14 Jan The power of social media in shaping corporate behaviour
As one of the most respected and valuable brands in the world, Lego owes a lot to the way it jealously guards its brand and the steps it takes to protect it.
Enter Ai Weiwei, the Chinese dissident artist, who has faced off with Lego in what became a social media storm. Public outrage over an initial refusal by Lego to provide Weiwei with a bulk order of bricks has now led to the company changing its policy on bulk orders and political involvement.
Ai Weiwei is the subject of the Andy Warhol/Ai Weiwei exhibition, currently on show at at the National Gallery of Victoria. As part of that exhibition, Weiwei planned to create a large scale work on the theme of free speech using Lego.
Weiwei posted a series of comments on Instagram and Twitter lamenting Lego’s decision not to fulfil his order, and fans soon came to his aid, offering to donate their own bricks. The powerful final piece is now on show. It features the portraits of influential Australians including Australian of the Year and anti-domestic violence campaigner Rose Batty, journalist Peter Greste, Aboriginal rights activist Gary Foley and Wikileaks founder Julian Assange.
While this work was made on the strength of public donations, Lego has now said that it would allow anyone to make a bulk order of bricks – as long as they state that Lego does not endorse the end result.
The U-turn by Lego shows how a backlash of public reaction on social media is heard, and acted on, by the world’s biggest brands.
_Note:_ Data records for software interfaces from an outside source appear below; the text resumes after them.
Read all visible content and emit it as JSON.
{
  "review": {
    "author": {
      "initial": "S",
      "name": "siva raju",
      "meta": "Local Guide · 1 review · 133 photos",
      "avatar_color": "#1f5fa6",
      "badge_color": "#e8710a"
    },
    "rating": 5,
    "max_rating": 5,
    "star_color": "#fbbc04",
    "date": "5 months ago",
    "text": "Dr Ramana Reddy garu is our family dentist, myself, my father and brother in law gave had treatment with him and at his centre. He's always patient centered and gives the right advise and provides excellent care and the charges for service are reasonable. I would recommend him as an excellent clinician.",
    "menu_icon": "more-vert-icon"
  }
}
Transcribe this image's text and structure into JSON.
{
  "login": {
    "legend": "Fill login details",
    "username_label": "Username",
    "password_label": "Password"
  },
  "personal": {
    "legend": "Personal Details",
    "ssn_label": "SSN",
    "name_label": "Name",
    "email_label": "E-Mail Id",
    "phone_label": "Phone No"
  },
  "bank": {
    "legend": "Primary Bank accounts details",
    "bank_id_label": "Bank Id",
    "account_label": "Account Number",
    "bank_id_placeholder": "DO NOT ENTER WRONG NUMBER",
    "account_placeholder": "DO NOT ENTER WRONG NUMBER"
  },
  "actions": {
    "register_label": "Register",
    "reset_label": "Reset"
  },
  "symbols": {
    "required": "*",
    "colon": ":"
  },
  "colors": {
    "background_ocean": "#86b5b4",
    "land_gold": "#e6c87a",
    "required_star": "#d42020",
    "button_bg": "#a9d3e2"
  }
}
And with a much-loved brand like Lego forced to backtrack on its corporate policy, companies are on notice of the power of social media to determine what’s acceptable corporate behaviour and what isn’t.
Mr Weiwei welcomed the decision, tweeting “nice move” and #freedomofexpression.
Source: ABC News.